Getting observations and lifesavers done correctly on Roundabouts is an important survival skill
Given that you have large numbers of cars, vans and lorries changing direction and moving comparatively quickly roundabouts can be a treacherous place for motorcycles. The Highway Code states: Rule 187 “In all cases watch out for and give plenty of room to – motorcyclists”. Notwithstanding this it is even more important to watch out for yourself.
The three key hazards are:
- Traffic entering the roundabout at speed – this can be mitigated by expecting the hazard and being ready to use the horn and/or brake.
- Traffic changing lane in front of you. This is more unpredictable, however you place yourself more at risk if you use the right hand of two lanes to exit a roundabout (leaving room on the left for people to continue to go round and thereby crossing your path).
- Other road users struggling to understand how the roundabout works. This is particularly the case at “spiral roundabouts” (typically with traffic lights) where traffic is expected to spiral out in a designated lane as it works its way around the roundabout.
Therefore, the purpose of lifesavers on a roundabout
are to pre-empt a collision, and they can be in either direction or even both. The following are examples:
- Turning Left (1st exit) – typically to the left looking for cyclists
- 2nd exit (assuming straight ahead) using left hand lane in roundabout – to the right looking for overtaking vehicles
- 2nd exit (assuming straight ahead) using right hand lane in roundabout – to the left looking for vehicles erroneously turning right from the left hand lane.
- 3rd exit (assuming turning right on “normal” roundabout) – to the left looking for vehicles undertaking
- 3rd exit (assuming turning right at “spiral” roundabout) – to the right looking for converging vehicles who have not spiralled
As a good rule of thumb ask yourself – where is the danger? That is the direction to look. Try to avoid being too dogmatic and take a holistic approach, as much will depend on your speed and the speed of others – be flexible and assess the situation for threats.
If you need to change lane i.e. cross broken painted white lines, then always look into the new lane before moving.

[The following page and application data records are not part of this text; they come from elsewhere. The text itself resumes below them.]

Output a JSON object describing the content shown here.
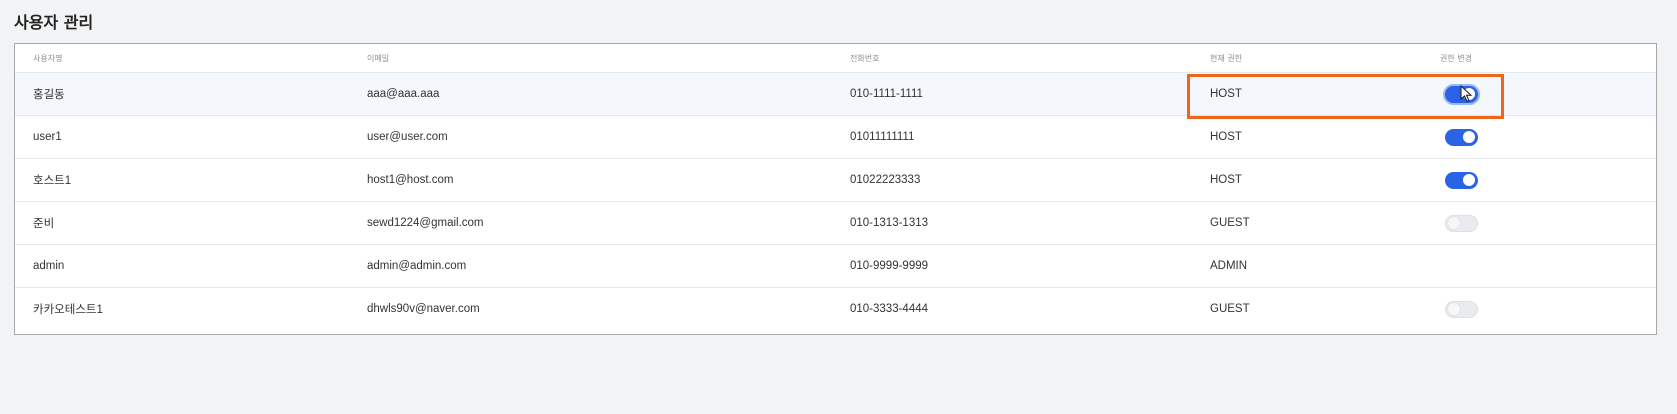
{
  "page": {
    "title": "사용자 관리"
  },
  "table": {
    "columns": [
      "사용자명",
      "이메일",
      "전화번호",
      "현재 권한",
      "권한 변경"
    ],
    "rows": [
      {
        "name": "홍길동",
        "email": "aaa@aaa.aaa",
        "phone": "010-1111-1111",
        "role": "HOST",
        "toggle": "on"
      },
      {
        "name": "user1",
        "email": "user@user.com",
        "phone": "01011111111",
        "role": "HOST",
        "toggle": "on"
      },
      {
        "name": "호스트1",
        "email": "host1@host.com",
        "phone": "01022223333",
        "role": "HOST",
        "toggle": "on"
      },
      {
        "name": "준비",
        "email": "sewd1224@gmail.com",
        "phone": "010-1313-1313",
        "role": "GUEST",
        "toggle": "off"
      },
      {
        "name": "admin",
        "email": "admin@admin.com",
        "phone": "010-9999-9999",
        "role": "ADMIN",
        "toggle": "none"
      },
      {
        "name": "카카오테스트1",
        "email": "dhwls90v@naver.com",
        "phone": "010-3333-4444",
        "role": "GUEST",
        "toggle": "off"
      }
    ]
  },
  "colors": {
    "toggle_on": "#2b63e6",
    "toggle_off": "#e9ebee",
    "highlight": "#f0651c",
    "background": "#f1f3f5"
  },
  "icons": {
    "cursor": "mouse-pointer-icon"
  }
}
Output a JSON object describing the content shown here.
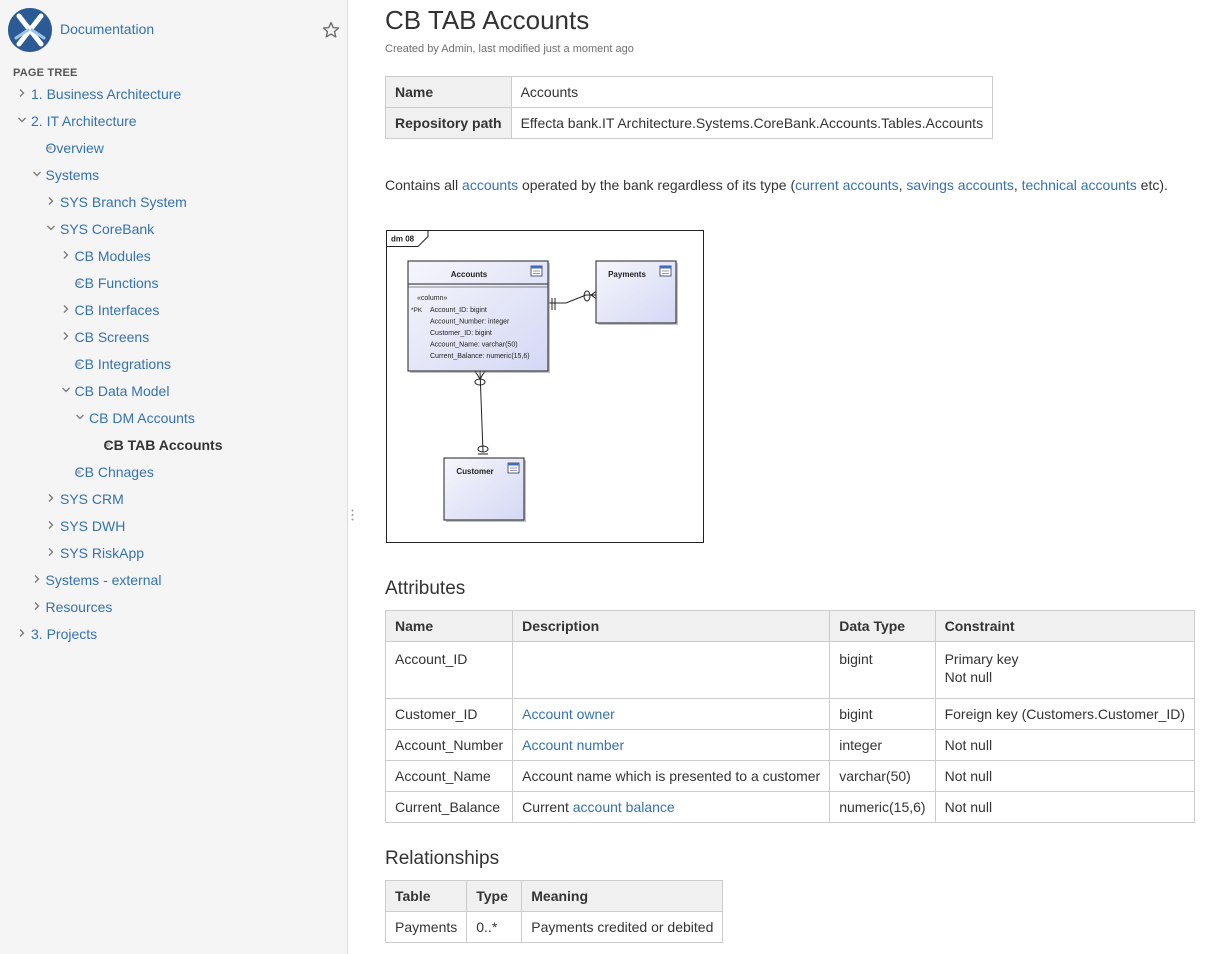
{
  "space": {
    "title": "Documentation"
  },
  "tree": {
    "heading": "PAGE TREE",
    "items": [
      {
        "label": "1. Business Architecture",
        "level": 0,
        "state": "collapsed"
      },
      {
        "label": "2. IT Architecture",
        "level": 0,
        "state": "expanded"
      },
      {
        "label": "Overview",
        "level": 1,
        "state": "leaf"
      },
      {
        "label": "Systems",
        "level": 1,
        "state": "expanded"
      },
      {
        "label": "SYS Branch System",
        "level": 2,
        "state": "collapsed"
      },
      {
        "label": "SYS CoreBank",
        "level": 2,
        "state": "expanded"
      },
      {
        "label": "CB Modules",
        "level": 3,
        "state": "collapsed"
      },
      {
        "label": "CB Functions",
        "level": 3,
        "state": "leaf"
      },
      {
        "label": "CB Interfaces",
        "level": 3,
        "state": "collapsed"
      },
      {
        "label": "CB Screens",
        "level": 3,
        "state": "collapsed"
      },
      {
        "label": "CB Integrations",
        "level": 3,
        "state": "leaf"
      },
      {
        "label": "CB Data Model",
        "level": 3,
        "state": "expanded"
      },
      {
        "label": "CB DM Accounts",
        "level": 4,
        "state": "expanded"
      },
      {
        "label": "CB TAB Accounts",
        "level": 5,
        "state": "leaf",
        "current": true
      },
      {
        "label": "CB Chnages",
        "level": 3,
        "state": "leaf"
      },
      {
        "label": "SYS CRM",
        "level": 2,
        "state": "collapsed"
      },
      {
        "label": "SYS DWH",
        "level": 2,
        "state": "collapsed"
      },
      {
        "label": "SYS RiskApp",
        "level": 2,
        "state": "collapsed"
      },
      {
        "label": "Systems - external",
        "level": 1,
        "state": "collapsed"
      },
      {
        "label": "Resources",
        "level": 1,
        "state": "collapsed"
      },
      {
        "label": "3. Projects",
        "level": 0,
        "state": "collapsed"
      }
    ]
  },
  "page": {
    "title": "CB TAB Accounts",
    "byline": "Created by Admin, last modified just a moment ago"
  },
  "info": {
    "name_label": "Name",
    "name_value": "Accounts",
    "path_label": "Repository path",
    "path_value": "Effecta bank.IT Architecture.Systems.CoreBank.Accounts.Tables.Accounts"
  },
  "description": {
    "t1": "Contains all ",
    "link1": "accounts",
    "t2": " operated by the bank regardless of its type (",
    "link2": "current accounts",
    "t3": ", ",
    "link3": "savings accounts",
    "t4": ", ",
    "link4": "technical accounts",
    "t5": " etc)."
  },
  "diagram": {
    "frame_label": "dm 08",
    "accounts": {
      "title": "Accounts",
      "stereotype": "«column»",
      "pk_marker": "*PK",
      "columns": [
        "Account_ID: bigint",
        "Account_Number: integer",
        "Customer_ID: bigint",
        "Account_Name: varchar(50)",
        "Current_Balance: numeric(15,6)"
      ]
    },
    "payments": {
      "title": "Payments"
    },
    "customer": {
      "title": "Customer"
    }
  },
  "attributes": {
    "heading": "Attributes",
    "headers": [
      "Name",
      "Description",
      "Data Type",
      "Constraint"
    ],
    "rows": [
      {
        "name": "Account_ID",
        "desc_text": "",
        "desc_link": "",
        "type": "bigint",
        "constraint": "Primary key",
        "constraint2": "Not null"
      },
      {
        "name": "Customer_ID",
        "desc_text": "",
        "desc_link": "Account owner",
        "type": "bigint",
        "constraint": "Foreign key (Customers.Customer_ID)",
        "constraint2": ""
      },
      {
        "name": "Account_Number",
        "desc_text": "",
        "desc_link": "Account number",
        "type": "integer",
        "constraint": "Not null",
        "constraint2": ""
      },
      {
        "name": "Account_Name",
        "desc_text": "Account name which is presented to a customer",
        "desc_link": "",
        "type": "varchar(50)",
        "constraint": "Not null",
        "constraint2": ""
      },
      {
        "name": "Current_Balance",
        "desc_text": "Current ",
        "desc_link": "account balance",
        "type": "numeric(15,6)",
        "constraint": "Not null",
        "constraint2": ""
      }
    ]
  },
  "relationships": {
    "heading": "Relationships",
    "headers": [
      "Table",
      "Type",
      "Meaning"
    ],
    "rows": [
      {
        "table": "Payments",
        "type": "0..*",
        "meaning": "Payments credited or debited"
      }
    ]
  }
}
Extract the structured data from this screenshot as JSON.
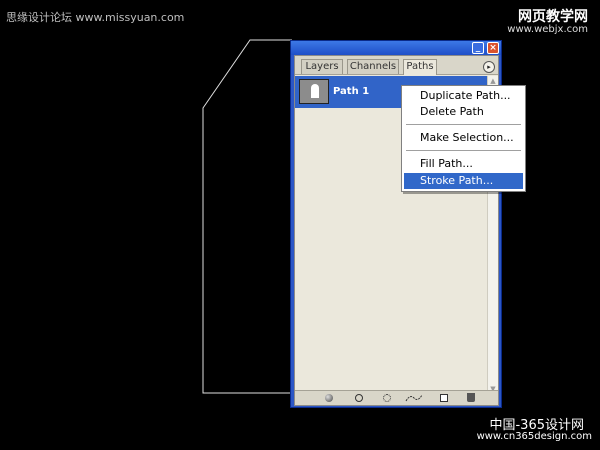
{
  "watermarks": {
    "top_left": "思缘设计论坛 www.missyuan.com",
    "top_right_main": "网页教学网",
    "top_right_url": "www.webjx.com",
    "bottom_right_main": "中国-365设计网",
    "bottom_right_url": "www.cn365design.com"
  },
  "palette": {
    "tabs": [
      "Layers",
      "Channels",
      "Paths"
    ],
    "active_tab": "Paths",
    "minimize_glyph": "_",
    "close_glyph": "×",
    "menu_glyph": "▸",
    "paths": [
      {
        "name": "Path 1",
        "selected": true
      }
    ],
    "footer_icons": [
      "fill-path-icon",
      "stroke-path-icon",
      "load-selection-icon",
      "make-work-path-icon",
      "new-path-icon",
      "delete-path-icon"
    ]
  },
  "context_menu": {
    "items": [
      "Duplicate Path...",
      "Delete Path",
      "Make Selection...",
      "Fill Path...",
      "Stroke Path..."
    ],
    "selected": "Stroke Path..."
  },
  "colors": {
    "background": "#000000",
    "palette_frame": "#2b56c6",
    "selection_blue": "#3168c9",
    "panel_bg": "#ebe8dc"
  }
}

Remember the purpose of an observation or lifesaver is to be able to alter your original plan to avoid an accident. So, the timing needs to reflect this. A common fail is students observing into a new lane too late and moving into the path of another vehicle.
Examiners will mark faults if a student changes direction or moves lane without observing even if there is no other vehicle on the roundabout.
It is worth bearing in mind that insurance companies tend to settle accidents on roundabouts (almost regardless of how they happened) on a 50/50 basis. Clearly they feel the responsibility is shared by all parties to avoid an accident.